Originally compiled by J.L. Frazier, this long-running Inland Printer feature was revived in the June 1963 by Alexander S. Lawson. He contributed thirteen examinations in all on a quarterly basis until Archie Provan assumed authorship of the feature in September 1966. This coincided with Lawson’s departure from the staff of The Inland Printer to assume his editorship of the “Typographically Speaking” column of Printing Impressions.
An introduction prefaced the first installment and is presented below the table. Generally speaking, “Typographic Scoreboard” was most often preceded by the “Composing Room.”
|1963, 06 June||The New Yorker (April 13, 1963)|
|1963, 09 September||Fortune (June 1963)|
|1963, 12 December||Esquire (October 1963)|
|1964, 03 March||Ladies Home Journal (December 1963)|
|1964, 06 June||The New Yorker (March 7, 1964)|
|1964, 09 September||Vogue (April 1964)|
|1964, 12 December||Esquire (September 1964)|
|1965, 03 March||Fortune (December 1964)|
|1965, 06 June||McCall’s (June 1965)|
|1965, 09 September||The New Yorker (June 12, 1965)|
|1965, 12 December||Sports Illustrated (September 20, 1965)|
|1966, 03 March||Inland Printer/American Lithographer (December 1965)|
|1966, 06 June||Fortune (April 1966)|
A Revival: Typographic Scoreboard
Popular IP feature comes to life again with statistical study of advertising typefaces in an issue of New Yorker magazine survey will be made quarterly.
In re-introducing the Typographic Scoreboard—for so many years a popular feature of Inland Printer/American Lithographer as compiled by J.L. Frazier—a few changes may be noted. Instead of restricting the study of current type use to two magazines, the field will he broadened to include several periodicals, weekly as well as monthly.
It will be noted that the method of classifying the types has been revised. While it may be pointed out that the classification of types is not at all standardized, the present compiler believes that the system used here is well enough understood by most printers to be practical.
The first three groups, Oldstyle, Transitional, and Modern, encompass the so-called roman types.
The Sans-serif group has been divided into the modernized unseriffed faces, perhaps best represented by the Futura pattern, and the traditional Sans-serifs, called gothics by American printers.
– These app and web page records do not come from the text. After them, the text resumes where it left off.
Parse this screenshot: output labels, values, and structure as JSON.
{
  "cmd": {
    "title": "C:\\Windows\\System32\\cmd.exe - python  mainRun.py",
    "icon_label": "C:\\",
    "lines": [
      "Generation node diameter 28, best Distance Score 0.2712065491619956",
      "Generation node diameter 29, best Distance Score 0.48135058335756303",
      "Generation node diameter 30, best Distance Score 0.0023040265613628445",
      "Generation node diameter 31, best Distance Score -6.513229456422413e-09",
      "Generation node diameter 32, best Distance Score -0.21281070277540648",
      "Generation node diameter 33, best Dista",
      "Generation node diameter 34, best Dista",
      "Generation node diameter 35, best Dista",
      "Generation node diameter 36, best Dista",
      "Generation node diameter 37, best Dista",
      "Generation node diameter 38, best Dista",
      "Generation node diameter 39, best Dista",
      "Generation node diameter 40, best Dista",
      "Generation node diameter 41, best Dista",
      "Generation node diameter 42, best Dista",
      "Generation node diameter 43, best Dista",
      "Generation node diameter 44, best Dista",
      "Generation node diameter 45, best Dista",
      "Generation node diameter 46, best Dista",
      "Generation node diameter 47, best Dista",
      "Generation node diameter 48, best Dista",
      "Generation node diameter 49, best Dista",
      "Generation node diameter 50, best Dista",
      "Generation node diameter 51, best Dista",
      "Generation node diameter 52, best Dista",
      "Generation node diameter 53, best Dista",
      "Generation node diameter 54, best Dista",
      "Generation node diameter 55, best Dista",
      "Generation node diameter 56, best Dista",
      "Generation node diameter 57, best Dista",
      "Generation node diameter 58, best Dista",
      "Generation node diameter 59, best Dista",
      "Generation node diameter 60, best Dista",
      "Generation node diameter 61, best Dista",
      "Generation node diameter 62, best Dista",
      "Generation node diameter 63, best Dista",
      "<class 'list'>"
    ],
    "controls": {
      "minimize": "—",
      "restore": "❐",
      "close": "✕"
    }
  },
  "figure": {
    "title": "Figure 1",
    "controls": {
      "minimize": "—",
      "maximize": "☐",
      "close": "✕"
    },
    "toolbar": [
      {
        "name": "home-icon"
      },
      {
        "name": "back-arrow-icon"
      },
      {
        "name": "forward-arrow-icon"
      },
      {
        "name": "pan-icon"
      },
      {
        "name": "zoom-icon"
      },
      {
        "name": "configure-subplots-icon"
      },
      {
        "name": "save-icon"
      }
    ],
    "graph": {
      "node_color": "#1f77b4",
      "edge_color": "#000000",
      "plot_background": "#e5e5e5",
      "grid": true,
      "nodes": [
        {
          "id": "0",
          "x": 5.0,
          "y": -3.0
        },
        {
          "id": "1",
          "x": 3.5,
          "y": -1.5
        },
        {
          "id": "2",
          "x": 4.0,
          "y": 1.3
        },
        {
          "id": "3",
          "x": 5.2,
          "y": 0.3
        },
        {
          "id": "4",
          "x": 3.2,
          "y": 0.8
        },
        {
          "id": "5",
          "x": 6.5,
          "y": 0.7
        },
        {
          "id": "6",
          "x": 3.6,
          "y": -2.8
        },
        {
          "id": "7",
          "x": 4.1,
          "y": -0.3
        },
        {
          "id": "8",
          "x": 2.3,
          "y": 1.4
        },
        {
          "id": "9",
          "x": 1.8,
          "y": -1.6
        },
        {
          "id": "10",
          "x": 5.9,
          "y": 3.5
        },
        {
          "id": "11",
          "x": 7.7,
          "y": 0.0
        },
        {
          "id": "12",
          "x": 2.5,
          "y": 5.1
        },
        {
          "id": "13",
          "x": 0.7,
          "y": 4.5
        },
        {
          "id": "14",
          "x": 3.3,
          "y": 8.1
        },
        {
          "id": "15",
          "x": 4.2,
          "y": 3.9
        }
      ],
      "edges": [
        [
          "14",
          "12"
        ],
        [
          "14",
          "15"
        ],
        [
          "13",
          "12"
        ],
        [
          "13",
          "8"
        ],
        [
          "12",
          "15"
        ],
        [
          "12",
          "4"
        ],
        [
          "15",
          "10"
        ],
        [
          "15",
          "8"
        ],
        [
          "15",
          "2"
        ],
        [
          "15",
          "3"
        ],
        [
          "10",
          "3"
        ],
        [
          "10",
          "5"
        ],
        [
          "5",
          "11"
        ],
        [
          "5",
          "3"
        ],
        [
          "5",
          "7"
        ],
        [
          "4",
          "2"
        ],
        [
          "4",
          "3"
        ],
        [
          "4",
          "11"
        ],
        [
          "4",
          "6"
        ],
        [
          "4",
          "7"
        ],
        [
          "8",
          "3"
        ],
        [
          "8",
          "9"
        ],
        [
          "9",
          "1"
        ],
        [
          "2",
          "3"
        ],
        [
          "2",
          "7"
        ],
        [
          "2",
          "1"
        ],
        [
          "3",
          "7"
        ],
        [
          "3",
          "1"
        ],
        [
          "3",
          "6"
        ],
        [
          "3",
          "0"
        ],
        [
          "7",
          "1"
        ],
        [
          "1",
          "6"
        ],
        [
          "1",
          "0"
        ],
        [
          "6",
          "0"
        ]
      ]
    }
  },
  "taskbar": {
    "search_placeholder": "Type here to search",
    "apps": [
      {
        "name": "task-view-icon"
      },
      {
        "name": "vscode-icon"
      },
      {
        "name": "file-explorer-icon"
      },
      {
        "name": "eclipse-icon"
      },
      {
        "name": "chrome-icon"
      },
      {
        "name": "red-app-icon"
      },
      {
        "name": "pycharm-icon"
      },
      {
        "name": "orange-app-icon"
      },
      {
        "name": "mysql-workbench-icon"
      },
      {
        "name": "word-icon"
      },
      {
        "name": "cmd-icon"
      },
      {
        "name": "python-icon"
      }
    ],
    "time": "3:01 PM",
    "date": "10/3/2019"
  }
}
In a similar fashion, the Square Serifs are separated into the standard group with unbracketed serifs and those in which the serifs are joined to the stem of the letter with a filet or bracket (Clarendons).
Finally, the last group is simply listed as Decorative, into which go types which are structurally so different that they do not fit in any of the other categories.
The reader will no doubt he aware of the difficulty of pinpointing a particular type when there are perhaps several versions available. In the case of photolettering, there is no effort to separate the method of composition, hut only the style of the type.
This introduction first appeared in the “Typographic Scoreboard” column of the June 1963 issue of The Inland Printer.